Introduction to User Defined Data Types
Traditional programming languages provide a small set of standard data types such as integer, floating-point number, and string.
But these types do not fully represent real-world objects. For instance, an employee is not just an integer, a floating-point number,
or a string. An employee does have a name that is a string, a salary that is a floating-point number, and an ID that is an integer.
Classes combine primitive data types such as integer, floating-point number, and string into new programmer-defined data types such as employee.
Specific instances of a class (for example, name: Joe Smith, salary: $36,500.75, ID: 834) are objects.
In this module, you will learn:
How classes allow programmers to create new data types
That classes have attributes that define the state of an object in the class
That objects are specific instances of classes with particular values for the classes's attributes
How to read and draw class diagrams
How to read and draw object diagrams
Dangers of Multiple Inheritance
Some languages (such as C++) allow a class to extend more than one other class. This capability is known as "multiple inheritance."
The reason that Java's creators chose not to allow multiple inheritance is that it can become complicated.
In a nutshell, the problem is that if a class extended two other classes, and both superclasses had, say, a
doStuff() method, which version of
doStuff() would the subclass inherit?
This issue can lead to a scenario known as the Deadly Diamond of Death, because of the shape of the class diagram that can be created in a multiple inheritance design.
The diamond is formed when classes B and C both extend A, and both B and C inherit a method from A.
If class D extends both B and C, and both B and C have overridden the method in A, class D has, in theory,

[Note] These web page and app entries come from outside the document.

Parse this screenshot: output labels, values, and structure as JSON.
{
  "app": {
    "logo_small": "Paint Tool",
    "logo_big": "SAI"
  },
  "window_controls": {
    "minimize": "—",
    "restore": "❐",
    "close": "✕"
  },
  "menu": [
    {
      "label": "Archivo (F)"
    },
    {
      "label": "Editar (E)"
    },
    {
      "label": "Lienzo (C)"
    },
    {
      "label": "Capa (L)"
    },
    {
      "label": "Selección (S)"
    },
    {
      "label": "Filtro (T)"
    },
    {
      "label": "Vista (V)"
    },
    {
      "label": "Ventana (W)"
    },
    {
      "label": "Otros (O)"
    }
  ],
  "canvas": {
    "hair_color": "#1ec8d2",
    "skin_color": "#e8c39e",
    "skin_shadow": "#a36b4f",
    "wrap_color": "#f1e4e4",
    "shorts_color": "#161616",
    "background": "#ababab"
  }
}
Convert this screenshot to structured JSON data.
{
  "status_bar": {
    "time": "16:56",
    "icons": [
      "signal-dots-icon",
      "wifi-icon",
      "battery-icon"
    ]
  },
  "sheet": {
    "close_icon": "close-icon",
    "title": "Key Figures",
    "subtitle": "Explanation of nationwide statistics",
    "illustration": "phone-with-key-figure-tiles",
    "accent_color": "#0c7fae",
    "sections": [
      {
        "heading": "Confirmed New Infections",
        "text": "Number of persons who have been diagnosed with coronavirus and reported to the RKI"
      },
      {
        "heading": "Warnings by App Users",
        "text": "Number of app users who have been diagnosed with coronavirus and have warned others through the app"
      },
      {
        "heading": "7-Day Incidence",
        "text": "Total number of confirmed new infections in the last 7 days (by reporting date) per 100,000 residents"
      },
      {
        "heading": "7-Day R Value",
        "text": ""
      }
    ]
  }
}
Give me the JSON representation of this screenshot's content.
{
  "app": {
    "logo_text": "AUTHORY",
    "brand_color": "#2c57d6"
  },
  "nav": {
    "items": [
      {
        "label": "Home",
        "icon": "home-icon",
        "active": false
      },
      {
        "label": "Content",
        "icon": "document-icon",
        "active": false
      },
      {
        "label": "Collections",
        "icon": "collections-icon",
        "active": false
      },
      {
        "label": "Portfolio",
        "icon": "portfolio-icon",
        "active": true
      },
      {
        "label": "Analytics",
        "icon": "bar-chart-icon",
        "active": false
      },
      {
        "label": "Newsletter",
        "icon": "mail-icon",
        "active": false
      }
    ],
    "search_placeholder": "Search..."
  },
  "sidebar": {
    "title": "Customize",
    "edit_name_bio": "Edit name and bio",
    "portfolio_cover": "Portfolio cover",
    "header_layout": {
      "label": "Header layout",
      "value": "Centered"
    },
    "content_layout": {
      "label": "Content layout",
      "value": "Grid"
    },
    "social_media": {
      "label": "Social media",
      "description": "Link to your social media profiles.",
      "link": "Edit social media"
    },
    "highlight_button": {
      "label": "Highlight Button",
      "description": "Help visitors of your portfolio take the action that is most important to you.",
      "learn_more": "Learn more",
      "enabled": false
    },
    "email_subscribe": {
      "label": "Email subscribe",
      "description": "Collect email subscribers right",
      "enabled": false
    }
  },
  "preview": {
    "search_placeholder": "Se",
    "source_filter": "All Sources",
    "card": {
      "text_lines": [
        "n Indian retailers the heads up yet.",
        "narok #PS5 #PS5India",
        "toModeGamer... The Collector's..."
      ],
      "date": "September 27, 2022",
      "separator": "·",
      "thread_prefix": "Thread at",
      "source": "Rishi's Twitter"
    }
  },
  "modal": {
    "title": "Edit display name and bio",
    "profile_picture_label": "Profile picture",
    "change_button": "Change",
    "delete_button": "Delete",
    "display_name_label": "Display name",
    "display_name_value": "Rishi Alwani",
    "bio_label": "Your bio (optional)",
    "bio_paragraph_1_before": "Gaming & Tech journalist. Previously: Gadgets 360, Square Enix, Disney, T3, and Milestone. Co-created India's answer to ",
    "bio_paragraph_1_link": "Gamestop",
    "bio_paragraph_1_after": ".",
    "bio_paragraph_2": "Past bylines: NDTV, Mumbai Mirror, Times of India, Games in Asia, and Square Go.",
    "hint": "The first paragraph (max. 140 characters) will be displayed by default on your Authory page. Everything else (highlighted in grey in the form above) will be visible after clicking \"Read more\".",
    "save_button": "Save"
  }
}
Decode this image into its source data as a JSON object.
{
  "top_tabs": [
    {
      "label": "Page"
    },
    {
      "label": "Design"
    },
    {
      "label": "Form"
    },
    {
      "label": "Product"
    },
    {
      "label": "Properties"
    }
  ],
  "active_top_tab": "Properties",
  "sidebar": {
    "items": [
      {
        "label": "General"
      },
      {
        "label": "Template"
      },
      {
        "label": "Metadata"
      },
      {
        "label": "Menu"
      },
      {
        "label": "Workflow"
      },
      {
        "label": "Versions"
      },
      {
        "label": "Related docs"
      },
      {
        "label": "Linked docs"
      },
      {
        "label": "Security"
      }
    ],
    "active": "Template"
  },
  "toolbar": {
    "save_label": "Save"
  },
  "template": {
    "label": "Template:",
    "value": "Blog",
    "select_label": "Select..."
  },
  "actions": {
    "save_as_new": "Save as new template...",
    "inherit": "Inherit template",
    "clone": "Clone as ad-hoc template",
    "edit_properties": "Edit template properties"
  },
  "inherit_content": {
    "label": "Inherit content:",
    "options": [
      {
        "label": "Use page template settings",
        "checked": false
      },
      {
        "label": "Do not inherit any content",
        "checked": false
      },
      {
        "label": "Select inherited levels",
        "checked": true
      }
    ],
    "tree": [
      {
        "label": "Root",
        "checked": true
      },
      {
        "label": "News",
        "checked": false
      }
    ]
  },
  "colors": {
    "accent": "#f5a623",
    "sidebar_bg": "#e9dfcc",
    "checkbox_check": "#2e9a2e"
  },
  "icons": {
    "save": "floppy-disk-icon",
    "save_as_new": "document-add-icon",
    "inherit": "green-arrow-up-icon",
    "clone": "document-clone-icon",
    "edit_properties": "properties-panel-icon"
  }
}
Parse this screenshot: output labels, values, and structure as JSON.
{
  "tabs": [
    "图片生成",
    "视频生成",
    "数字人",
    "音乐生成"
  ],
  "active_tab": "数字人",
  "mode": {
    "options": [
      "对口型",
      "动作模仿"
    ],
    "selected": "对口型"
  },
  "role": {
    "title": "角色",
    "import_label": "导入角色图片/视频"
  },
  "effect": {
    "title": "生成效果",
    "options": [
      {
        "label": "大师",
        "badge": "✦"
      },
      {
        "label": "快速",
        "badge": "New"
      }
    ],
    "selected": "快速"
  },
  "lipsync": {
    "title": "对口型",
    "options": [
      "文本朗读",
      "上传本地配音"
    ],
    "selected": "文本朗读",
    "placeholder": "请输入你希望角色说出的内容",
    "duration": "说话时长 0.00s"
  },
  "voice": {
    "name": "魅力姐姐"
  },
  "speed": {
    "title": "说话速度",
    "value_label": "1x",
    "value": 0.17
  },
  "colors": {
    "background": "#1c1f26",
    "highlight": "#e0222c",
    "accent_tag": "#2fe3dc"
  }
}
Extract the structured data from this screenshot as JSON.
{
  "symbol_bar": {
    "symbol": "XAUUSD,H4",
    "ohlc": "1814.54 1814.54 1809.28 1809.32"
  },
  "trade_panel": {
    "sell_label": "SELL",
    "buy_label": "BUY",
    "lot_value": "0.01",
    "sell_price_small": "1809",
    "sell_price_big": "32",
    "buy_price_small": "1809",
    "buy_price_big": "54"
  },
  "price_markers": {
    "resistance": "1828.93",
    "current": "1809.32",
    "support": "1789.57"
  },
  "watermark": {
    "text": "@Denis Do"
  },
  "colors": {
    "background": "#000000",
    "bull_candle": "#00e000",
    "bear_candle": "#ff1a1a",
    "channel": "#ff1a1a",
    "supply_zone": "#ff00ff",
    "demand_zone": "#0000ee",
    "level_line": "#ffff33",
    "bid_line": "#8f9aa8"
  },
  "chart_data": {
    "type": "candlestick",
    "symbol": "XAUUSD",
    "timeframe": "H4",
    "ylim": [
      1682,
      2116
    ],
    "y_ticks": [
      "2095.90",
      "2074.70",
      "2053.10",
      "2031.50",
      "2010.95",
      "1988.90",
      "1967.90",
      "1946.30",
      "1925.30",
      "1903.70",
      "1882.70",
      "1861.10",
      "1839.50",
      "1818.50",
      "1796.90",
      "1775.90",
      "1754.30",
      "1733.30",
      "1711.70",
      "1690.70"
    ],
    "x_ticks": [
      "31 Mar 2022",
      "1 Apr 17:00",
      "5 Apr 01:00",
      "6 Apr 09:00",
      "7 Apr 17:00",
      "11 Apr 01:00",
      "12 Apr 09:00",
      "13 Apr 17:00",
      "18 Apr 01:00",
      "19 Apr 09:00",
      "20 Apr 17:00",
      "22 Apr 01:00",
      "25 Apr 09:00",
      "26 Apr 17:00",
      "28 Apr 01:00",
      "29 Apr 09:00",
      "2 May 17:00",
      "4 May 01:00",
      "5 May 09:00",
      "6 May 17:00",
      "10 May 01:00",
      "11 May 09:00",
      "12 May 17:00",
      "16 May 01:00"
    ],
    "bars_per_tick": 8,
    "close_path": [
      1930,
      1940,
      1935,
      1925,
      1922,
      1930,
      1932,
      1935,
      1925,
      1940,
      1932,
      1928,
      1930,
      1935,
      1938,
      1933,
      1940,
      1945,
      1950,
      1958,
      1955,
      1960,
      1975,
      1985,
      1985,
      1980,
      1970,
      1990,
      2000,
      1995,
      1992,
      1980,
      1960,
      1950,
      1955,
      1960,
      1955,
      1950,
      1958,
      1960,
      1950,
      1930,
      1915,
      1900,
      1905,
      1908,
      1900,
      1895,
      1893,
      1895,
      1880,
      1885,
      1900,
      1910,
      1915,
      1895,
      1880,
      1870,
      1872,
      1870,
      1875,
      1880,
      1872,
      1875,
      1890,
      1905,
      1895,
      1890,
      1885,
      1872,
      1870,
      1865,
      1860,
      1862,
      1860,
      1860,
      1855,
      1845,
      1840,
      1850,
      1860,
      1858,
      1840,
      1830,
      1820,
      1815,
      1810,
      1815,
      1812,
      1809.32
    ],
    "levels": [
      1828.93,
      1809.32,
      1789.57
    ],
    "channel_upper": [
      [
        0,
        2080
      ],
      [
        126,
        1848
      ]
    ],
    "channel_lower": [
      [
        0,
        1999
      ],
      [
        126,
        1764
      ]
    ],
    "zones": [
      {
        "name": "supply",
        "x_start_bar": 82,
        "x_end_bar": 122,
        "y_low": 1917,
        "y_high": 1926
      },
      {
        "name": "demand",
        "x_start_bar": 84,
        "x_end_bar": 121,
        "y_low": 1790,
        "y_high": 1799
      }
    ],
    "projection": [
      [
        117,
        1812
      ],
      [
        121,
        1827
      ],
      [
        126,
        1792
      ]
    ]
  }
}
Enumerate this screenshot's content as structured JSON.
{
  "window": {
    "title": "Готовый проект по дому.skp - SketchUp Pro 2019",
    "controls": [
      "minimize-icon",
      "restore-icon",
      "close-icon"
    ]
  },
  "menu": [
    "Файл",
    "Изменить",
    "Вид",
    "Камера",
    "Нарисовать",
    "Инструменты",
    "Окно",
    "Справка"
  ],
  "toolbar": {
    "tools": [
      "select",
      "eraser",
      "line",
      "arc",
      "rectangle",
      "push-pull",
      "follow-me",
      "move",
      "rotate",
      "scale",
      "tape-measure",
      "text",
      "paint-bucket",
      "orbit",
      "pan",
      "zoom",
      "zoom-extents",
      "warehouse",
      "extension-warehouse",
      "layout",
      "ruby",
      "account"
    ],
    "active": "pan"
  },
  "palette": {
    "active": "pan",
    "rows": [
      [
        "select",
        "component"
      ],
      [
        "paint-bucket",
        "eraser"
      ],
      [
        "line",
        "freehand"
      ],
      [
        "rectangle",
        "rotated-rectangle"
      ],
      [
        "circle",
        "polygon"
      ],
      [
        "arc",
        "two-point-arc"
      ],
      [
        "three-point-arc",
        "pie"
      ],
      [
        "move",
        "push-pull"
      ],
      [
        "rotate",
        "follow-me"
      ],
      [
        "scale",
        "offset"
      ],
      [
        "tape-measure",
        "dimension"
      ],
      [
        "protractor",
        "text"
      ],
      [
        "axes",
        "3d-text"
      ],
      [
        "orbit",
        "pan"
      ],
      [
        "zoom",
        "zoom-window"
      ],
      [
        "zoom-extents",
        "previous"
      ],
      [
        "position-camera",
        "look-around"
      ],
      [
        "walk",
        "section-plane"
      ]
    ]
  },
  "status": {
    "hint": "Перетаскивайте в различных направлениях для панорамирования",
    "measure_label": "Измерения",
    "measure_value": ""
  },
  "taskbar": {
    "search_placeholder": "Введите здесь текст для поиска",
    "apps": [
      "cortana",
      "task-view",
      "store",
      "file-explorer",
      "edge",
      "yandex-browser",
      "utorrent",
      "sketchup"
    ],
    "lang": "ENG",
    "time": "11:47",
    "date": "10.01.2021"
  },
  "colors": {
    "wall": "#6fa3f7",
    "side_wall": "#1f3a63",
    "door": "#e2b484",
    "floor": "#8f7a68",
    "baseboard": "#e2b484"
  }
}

inherited two different implementations of the same method. Drawn as a class diagram, the shape of the four classes looks like a diamond.